It’s the story of a young boy who was dreadfully abused by the grown-ups who wanted to mold him into an exemplary citizen. Forced to suppress his own emotions in order to avoid being paralyzed by trauma, he directed his energy into duty rather than sex or love. In time, he came to believe that his primary duty was to wipe out a species of gifted but incomprehensible aliens who had devastated his kind in a previous war. He found the idea of exterminating an entire race distasteful, of course. But since he believed it was required to save the people he defined as human, he put the entire weight of his formidable energy behind the effort to wipe out the aliens.
You’ve read it, you say? It’s Ender’s Game by Orson Scott Card, right?
Wrong. The aliens I’m talking about were the European Jews, blamed by many Germans for gearing up World War I for their own profit. The book is Robert G. L. Waite’s The Psychopathic God: Adolf Hilter.
I don’t know of any pair of novels that have been as consistently misinterpreted as Card’s Ender’s Game and Speaker for the Dead. Even a reader with a rudimentary knowledge of twentieth century history might be expected to guess that the character of Ender Wiggin, the near messianic superhero, is based on that of Adolf Hitler. Card himself is the “Speaker for the Dead” who seeks to understand and forgive the genocidal dictator’s behavior by demonstrating that his intentions were good. Because Hitler/Ender committed genocide to preserve the existence and dignity of what he defined as human, he is not a monster but a true Superman who willingly shouldered the heavy responsibility thrust upon him.

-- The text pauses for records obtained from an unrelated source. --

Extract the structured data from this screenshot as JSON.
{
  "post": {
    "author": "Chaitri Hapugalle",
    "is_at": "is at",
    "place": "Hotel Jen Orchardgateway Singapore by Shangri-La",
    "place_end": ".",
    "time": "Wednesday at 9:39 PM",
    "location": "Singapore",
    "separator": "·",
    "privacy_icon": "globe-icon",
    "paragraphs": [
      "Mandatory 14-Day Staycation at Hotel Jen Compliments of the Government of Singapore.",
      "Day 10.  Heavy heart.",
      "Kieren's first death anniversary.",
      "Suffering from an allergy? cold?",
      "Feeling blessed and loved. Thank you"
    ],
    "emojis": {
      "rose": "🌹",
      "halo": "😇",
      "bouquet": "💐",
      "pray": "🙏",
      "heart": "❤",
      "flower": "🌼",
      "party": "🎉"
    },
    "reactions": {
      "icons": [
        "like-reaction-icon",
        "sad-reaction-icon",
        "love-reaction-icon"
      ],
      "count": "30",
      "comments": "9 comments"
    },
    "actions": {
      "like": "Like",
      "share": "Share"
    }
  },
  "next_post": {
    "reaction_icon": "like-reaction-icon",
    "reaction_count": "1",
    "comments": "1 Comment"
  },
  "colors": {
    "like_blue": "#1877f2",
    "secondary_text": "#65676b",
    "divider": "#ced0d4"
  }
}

A 51-year-old Kuna Indian, Mr. Arias grew up on a reservation paddling dugout canoes near his home on one of the San Blas islands off Panamaâ€™s Caribbean coast. He now lives in a small apartment above a food stand in Panama, the nationâ€™s capital, also known as Panama City.
But one Saturday morning in May, Eduardo Arias did something that would reverberate across six continents. He read the label on a 59-cent tube of toothpaste. On it were two words that had been overlooked by government inspectors and health authorities in dozens of countries: diethylene glycol, the same sweet-tasting, poisonous ingredient in antifreeze that had been mixed into cold syrup here, killing or disabling at least 138 Panamanians last year.
Mr. Arias reported his discovery, setting off a worldwide hunt for tainted toothpaste that turned out to be manufactured in China. Health alerts have now been issued in 34 countries, from Vietnam to Kenya, from Tonga in the Pacific to Turks and Caicos in the Caribbean. Canada found 24 contaminated brands and New Zealand found 16. Japan had 20 million tubes. Officials in the United States unwittingly gave the toothpaste to prisoners, the mentally disabled and troubled youths. Hospitals gave it to the sick, while high-end hotels gave it to the wealthy.
The Chipko movement (literally “to hug” in Hindi) was a group of peasants in the Uttarakhand region of India who acted to prevent the felling of trees and reclaim their traditional forest rights that were threatened by the contractor system of the state Forest Department. The movement began in Chamoli district in 1973 and spread throughout the Uttarakhand Himalayas by the end of the decade. In Tehri district, Chipko activists would go on to protest limestone mining in the Dehradun hills in the 1980s as well as the Tehri dam, before founding the Beej Bachao Andolan or Save the Seeds movement that continues to the present day. In Kumaon region, Chipko took on a more radical hue, combining with the general movement for a separate Uttarakhand state.
One of Chipko’s most salient features was the mass participation of women villagers.  As the backbone of Uttarakhand’s agrarian economy, women were most directly affected by environmental degradation and deforestation, and thus connected the issues most easily. How much this participation impacted or derived from the ideology of Chipko, has been fiercely debated in academic circles.  Despite this, both female and male activists did play pivotal roles in the movement including Gaura Devi, Sudesha Devi, Bachni Devi, Chandi Prasad Bhatt, Sunderlal Bahuguna, Govind Singh Rawat, Dhoom Singh Negi, Shamsher Singh Bisht, etc.